#### PROVIDED MATERIAL ####

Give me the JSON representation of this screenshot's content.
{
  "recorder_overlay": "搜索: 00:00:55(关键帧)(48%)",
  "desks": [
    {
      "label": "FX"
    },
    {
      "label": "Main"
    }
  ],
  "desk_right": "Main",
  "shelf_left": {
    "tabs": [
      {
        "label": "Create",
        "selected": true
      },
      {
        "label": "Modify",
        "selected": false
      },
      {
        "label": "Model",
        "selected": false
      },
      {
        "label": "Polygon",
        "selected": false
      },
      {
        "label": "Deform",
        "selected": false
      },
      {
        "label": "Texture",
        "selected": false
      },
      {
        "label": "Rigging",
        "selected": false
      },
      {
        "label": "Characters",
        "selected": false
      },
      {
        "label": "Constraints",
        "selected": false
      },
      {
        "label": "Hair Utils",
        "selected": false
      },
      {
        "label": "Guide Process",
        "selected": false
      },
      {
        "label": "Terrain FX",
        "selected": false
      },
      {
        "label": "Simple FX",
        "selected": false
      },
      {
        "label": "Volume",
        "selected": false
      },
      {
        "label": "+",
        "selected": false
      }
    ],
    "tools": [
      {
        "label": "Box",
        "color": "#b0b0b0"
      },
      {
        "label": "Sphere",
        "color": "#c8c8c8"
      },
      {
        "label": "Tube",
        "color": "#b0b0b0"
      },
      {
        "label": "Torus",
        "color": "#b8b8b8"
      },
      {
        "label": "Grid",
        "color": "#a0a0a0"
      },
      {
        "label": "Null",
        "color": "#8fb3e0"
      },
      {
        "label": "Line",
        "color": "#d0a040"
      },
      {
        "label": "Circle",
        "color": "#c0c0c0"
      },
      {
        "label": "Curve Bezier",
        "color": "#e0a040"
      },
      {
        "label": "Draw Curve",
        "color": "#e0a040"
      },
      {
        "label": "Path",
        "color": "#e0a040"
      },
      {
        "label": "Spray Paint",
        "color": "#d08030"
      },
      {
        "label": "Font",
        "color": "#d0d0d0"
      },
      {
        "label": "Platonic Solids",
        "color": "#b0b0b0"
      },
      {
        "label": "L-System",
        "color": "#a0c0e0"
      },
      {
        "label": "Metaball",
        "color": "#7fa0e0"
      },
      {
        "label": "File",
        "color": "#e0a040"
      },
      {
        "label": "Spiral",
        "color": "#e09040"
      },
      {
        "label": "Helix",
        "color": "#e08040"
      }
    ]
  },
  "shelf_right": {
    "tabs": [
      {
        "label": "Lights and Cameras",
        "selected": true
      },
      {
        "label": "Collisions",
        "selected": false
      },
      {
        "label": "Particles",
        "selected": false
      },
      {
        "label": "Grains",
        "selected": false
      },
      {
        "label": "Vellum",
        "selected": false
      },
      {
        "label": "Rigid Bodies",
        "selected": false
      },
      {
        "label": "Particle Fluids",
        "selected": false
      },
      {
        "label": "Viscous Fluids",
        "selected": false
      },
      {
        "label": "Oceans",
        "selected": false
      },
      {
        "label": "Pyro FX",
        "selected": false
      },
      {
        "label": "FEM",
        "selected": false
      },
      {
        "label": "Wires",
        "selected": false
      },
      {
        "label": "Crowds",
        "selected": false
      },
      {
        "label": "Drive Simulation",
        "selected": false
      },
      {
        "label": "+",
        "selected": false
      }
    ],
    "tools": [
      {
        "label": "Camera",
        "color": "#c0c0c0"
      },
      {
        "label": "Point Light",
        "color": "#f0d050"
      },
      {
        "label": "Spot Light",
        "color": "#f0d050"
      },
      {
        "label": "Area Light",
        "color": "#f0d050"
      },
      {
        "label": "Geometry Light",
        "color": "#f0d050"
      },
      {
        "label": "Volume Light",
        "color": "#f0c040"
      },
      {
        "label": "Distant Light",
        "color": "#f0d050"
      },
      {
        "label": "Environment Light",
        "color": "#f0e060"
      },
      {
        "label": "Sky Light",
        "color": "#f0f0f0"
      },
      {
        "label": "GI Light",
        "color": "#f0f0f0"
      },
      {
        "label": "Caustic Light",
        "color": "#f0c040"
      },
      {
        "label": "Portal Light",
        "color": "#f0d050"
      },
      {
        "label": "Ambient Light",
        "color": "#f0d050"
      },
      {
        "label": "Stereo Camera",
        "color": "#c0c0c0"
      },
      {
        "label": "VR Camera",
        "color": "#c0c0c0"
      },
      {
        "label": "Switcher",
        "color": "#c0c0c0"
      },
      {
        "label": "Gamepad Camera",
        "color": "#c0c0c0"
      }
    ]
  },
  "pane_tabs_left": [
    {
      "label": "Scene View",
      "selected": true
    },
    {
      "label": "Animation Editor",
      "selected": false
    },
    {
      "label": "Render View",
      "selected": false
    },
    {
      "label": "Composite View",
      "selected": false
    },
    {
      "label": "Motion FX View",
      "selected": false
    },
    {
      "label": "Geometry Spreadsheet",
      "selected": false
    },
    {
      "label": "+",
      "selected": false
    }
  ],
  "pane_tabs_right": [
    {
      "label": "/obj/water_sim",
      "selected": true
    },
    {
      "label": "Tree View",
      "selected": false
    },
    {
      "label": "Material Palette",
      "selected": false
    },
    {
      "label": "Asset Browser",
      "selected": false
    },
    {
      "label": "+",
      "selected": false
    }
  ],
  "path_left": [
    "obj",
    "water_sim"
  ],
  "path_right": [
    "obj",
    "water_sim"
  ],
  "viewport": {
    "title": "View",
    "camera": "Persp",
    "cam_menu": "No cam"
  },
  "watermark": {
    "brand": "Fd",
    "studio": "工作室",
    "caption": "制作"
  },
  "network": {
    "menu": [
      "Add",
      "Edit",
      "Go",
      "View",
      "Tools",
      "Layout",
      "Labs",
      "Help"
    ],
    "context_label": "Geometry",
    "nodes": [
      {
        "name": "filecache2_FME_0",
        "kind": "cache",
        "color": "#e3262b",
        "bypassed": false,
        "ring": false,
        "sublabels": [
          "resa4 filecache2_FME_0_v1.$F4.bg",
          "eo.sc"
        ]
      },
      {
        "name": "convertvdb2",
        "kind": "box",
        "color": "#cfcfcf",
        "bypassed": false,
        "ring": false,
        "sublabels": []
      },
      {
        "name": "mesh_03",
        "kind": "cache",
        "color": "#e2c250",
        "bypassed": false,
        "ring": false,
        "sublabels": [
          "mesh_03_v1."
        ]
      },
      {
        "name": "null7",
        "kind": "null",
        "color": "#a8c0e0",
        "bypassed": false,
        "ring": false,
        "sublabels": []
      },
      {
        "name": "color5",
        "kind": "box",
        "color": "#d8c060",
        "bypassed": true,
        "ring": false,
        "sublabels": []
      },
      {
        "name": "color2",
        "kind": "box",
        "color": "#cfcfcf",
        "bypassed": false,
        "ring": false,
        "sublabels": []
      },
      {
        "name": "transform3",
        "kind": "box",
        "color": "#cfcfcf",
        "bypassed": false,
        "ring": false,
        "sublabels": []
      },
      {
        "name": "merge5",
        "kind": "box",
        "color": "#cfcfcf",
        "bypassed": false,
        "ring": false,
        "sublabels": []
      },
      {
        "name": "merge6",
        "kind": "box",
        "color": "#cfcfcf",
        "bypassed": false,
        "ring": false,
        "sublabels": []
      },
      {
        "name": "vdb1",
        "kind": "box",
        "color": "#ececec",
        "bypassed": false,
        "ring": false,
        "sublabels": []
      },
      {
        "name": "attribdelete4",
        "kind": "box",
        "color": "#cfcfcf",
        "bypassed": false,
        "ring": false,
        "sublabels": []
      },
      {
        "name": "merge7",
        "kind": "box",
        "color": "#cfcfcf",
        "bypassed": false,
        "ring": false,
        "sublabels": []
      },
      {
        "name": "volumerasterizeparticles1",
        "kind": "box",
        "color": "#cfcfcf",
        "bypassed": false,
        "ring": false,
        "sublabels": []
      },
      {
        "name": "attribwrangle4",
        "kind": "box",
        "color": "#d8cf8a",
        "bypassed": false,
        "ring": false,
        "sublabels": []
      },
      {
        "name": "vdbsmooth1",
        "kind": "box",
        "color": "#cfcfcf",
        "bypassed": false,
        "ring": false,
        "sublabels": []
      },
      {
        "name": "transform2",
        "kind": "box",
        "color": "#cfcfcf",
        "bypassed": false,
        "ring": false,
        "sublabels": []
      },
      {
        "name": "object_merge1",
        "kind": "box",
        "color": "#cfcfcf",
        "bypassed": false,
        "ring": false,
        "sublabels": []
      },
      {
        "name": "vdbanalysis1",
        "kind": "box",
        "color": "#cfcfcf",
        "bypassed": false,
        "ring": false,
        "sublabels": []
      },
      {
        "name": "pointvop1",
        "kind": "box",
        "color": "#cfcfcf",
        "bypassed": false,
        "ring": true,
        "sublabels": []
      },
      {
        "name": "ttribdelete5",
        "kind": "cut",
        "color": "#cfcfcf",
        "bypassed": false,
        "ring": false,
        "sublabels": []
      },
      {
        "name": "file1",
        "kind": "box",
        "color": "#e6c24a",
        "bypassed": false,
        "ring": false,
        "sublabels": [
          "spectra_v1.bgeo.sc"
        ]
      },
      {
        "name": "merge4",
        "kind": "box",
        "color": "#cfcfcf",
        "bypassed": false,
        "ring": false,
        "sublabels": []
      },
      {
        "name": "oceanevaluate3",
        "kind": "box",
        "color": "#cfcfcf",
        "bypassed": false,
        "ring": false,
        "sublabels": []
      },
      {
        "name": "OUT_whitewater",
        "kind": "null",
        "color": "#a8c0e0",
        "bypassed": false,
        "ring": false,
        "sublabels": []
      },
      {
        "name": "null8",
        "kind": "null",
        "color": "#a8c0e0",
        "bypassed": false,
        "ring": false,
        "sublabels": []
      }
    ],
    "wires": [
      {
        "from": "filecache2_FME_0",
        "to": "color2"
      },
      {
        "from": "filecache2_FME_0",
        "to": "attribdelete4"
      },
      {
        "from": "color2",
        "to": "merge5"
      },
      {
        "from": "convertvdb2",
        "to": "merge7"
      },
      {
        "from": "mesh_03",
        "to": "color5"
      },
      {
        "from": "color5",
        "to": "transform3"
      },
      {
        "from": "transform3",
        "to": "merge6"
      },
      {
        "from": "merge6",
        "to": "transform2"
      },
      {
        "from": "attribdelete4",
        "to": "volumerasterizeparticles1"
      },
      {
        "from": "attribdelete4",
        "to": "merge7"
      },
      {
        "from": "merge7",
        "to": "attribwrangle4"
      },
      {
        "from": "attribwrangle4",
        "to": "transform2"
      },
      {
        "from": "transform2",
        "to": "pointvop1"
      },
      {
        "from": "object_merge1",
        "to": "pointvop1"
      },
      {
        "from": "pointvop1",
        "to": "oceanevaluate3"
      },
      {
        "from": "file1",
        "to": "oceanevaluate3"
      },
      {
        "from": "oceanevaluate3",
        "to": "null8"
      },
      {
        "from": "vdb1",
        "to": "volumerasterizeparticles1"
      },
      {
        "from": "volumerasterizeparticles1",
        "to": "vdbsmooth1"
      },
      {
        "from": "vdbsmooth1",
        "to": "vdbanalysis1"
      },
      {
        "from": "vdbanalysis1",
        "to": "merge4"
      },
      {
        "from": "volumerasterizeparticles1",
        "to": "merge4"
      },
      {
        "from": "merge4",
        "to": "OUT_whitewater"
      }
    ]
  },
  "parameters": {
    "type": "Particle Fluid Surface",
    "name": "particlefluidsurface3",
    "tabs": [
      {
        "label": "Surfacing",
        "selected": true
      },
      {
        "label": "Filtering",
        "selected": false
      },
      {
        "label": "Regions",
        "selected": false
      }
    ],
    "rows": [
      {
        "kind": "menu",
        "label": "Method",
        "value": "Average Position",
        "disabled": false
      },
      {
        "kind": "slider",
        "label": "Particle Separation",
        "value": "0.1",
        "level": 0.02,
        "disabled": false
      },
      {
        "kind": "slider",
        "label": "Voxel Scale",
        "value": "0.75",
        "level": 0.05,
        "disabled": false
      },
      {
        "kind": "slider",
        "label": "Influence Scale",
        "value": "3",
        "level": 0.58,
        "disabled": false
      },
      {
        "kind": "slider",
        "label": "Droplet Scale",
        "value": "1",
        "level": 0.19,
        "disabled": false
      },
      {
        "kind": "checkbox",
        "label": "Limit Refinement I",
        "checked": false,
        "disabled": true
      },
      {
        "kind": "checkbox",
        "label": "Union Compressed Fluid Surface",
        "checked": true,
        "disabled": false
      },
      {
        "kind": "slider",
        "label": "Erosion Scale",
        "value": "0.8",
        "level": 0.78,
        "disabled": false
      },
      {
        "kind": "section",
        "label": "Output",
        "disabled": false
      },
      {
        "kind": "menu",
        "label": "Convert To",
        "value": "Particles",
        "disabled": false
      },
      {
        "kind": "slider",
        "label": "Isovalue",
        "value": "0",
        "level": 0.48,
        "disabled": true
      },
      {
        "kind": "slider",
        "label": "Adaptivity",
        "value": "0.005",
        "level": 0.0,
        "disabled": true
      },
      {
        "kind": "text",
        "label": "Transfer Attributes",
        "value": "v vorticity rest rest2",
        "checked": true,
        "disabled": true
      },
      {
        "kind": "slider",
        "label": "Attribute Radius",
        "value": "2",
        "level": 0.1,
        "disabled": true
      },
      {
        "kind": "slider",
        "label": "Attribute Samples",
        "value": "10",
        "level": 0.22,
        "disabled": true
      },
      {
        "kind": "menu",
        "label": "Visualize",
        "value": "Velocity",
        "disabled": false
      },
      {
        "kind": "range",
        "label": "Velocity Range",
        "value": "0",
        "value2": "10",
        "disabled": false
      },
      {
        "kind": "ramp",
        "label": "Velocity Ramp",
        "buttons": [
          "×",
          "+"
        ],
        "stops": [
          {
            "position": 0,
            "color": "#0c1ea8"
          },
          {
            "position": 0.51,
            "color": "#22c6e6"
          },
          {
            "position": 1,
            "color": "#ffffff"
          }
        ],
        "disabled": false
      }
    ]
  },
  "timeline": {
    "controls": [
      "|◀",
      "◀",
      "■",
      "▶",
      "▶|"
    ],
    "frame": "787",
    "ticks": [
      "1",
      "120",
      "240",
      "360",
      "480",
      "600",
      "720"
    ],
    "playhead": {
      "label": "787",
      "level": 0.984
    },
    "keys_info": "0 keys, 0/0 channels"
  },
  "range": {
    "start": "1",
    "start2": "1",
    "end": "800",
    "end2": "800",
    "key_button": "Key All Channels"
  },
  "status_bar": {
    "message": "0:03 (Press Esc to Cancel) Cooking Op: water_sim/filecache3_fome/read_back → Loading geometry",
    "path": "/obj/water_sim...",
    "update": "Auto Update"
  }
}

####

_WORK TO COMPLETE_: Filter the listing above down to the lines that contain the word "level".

_WRITTEN ANSWER_:
        "level": 0.02,
        "level": 0.05,
        "level": 0.58,
        "level": 0.19,
        "level": 0.78,
        "level": 0.48,
        "level": 0.0,
        "level": 0.1,
        "level": 0.22,
      "level": 0.984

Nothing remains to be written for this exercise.